== Study material

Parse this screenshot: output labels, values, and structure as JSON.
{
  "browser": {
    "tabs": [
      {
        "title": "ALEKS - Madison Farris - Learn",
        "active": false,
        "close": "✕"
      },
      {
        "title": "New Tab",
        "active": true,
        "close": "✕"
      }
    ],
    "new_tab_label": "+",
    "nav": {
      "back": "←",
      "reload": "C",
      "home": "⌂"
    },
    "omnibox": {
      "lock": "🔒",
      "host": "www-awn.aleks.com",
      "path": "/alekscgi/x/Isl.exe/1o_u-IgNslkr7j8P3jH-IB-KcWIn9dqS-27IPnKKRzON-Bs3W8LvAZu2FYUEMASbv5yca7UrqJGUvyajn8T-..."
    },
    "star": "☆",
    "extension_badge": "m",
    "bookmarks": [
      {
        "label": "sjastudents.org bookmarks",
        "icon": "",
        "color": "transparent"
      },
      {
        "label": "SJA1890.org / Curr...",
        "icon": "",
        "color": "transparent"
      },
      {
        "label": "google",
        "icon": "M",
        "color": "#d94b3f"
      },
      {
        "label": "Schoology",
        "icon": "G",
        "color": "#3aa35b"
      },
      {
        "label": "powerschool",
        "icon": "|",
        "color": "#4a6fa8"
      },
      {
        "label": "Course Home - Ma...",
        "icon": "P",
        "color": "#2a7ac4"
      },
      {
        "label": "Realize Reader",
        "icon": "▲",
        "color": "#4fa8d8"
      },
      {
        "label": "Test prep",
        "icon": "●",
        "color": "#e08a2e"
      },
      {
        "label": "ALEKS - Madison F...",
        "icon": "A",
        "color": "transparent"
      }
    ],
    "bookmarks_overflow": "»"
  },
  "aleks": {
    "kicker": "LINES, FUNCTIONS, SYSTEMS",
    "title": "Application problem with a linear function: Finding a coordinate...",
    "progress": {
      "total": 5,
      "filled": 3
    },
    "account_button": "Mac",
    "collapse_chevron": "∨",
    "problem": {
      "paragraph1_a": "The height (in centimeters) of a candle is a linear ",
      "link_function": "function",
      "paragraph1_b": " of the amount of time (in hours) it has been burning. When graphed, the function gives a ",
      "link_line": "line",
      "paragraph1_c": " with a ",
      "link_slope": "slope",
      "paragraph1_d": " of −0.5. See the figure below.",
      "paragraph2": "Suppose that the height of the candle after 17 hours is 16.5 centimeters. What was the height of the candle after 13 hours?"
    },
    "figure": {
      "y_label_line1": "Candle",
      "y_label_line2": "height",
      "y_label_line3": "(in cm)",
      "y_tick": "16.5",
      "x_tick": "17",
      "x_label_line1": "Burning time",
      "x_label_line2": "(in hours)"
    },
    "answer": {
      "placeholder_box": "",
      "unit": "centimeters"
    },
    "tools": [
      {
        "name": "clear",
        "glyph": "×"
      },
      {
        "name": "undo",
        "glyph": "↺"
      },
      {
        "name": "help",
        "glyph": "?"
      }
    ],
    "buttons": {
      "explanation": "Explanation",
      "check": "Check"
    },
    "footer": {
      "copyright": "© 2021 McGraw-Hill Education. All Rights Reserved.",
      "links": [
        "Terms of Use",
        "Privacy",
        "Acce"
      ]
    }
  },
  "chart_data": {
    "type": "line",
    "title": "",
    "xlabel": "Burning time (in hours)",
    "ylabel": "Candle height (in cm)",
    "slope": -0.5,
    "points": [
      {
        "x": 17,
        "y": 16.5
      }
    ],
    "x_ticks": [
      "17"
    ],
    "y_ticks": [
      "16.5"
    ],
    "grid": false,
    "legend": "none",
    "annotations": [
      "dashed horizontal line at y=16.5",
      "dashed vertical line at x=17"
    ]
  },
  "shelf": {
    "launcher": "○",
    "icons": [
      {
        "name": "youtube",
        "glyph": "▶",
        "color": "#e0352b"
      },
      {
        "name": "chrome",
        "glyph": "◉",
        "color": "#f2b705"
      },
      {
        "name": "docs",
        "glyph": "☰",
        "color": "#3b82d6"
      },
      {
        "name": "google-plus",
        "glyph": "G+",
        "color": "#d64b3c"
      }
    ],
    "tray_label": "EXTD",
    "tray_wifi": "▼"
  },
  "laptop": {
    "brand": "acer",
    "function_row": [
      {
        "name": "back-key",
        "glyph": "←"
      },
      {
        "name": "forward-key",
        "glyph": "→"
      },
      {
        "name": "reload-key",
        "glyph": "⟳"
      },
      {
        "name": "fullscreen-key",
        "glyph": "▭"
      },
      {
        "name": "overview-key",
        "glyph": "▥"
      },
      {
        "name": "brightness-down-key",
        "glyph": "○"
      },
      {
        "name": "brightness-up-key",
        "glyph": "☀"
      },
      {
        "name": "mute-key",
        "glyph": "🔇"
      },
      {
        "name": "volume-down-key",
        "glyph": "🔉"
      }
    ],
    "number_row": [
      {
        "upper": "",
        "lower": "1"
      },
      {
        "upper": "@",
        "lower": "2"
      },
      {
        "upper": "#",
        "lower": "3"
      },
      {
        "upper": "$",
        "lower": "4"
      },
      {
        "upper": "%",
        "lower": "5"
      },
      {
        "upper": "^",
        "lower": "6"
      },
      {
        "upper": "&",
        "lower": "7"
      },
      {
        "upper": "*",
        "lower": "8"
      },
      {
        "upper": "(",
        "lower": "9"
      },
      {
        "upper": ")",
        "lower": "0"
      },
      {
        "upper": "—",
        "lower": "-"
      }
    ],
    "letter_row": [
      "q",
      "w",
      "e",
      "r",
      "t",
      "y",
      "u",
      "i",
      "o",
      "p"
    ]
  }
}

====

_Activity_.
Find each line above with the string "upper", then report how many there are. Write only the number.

_Solution_.
11